### Given information
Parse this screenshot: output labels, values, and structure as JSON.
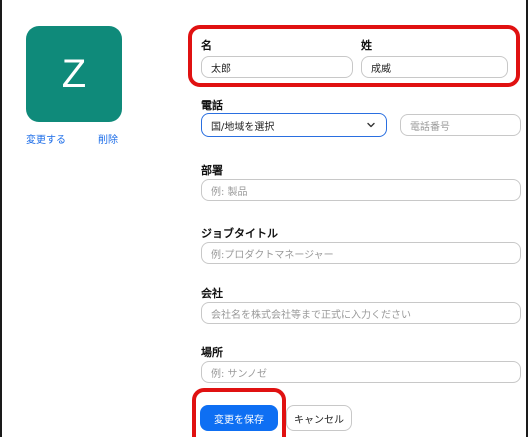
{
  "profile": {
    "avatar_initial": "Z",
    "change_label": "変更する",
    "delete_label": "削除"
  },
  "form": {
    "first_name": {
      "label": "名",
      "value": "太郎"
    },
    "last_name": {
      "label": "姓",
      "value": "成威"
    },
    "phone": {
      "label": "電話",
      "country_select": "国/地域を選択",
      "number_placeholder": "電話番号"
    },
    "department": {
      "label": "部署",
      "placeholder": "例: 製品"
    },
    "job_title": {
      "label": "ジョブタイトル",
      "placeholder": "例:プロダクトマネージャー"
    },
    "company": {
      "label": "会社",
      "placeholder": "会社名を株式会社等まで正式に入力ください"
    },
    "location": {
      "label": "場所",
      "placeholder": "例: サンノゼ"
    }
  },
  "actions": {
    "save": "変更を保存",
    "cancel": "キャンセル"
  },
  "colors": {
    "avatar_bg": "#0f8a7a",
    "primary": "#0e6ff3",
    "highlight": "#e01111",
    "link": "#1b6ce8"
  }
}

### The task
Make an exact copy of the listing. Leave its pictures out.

### Answer section
Parse this screenshot: output labels, values, and structure as JSON.
{
  "profile": {
    "avatar_initial": "Z",
    "change_label": "変更する",
    "delete_label": "削除"
  },
  "form": {
    "first_name": {
      "label": "名",
      "value": "太郎"
    },
    "last_name": {
      "label": "姓",
      "value": "成威"
    },
    "phone": {
      "label": "電話",
      "country_select": "国/地域を選択",
      "number_placeholder": "電話番号"
    },
    "department": {
      "label": "部署",
      "placeholder": "例: 製品"
    },
    "job_title": {
      "label": "ジョブタイトル",
      "placeholder": "例:プロダクトマネージャー"
    },
    "company": {
      "label": "会社",
      "placeholder": "会社名を株式会社等まで正式に入力ください"
    },
    "location": {
      "label": "場所",
      "placeholder": "例: サンノゼ"
    }
  },
  "actions": {
    "save": "変更を保存",
    "cancel": "キャンセル"
  },
  "colors": {
    "avatar_bg": "#0f8a7a",
    "primary": "#0e6ff3",
    "highlight": "#e01111",
    "link": "#1b6ce8"
  }
}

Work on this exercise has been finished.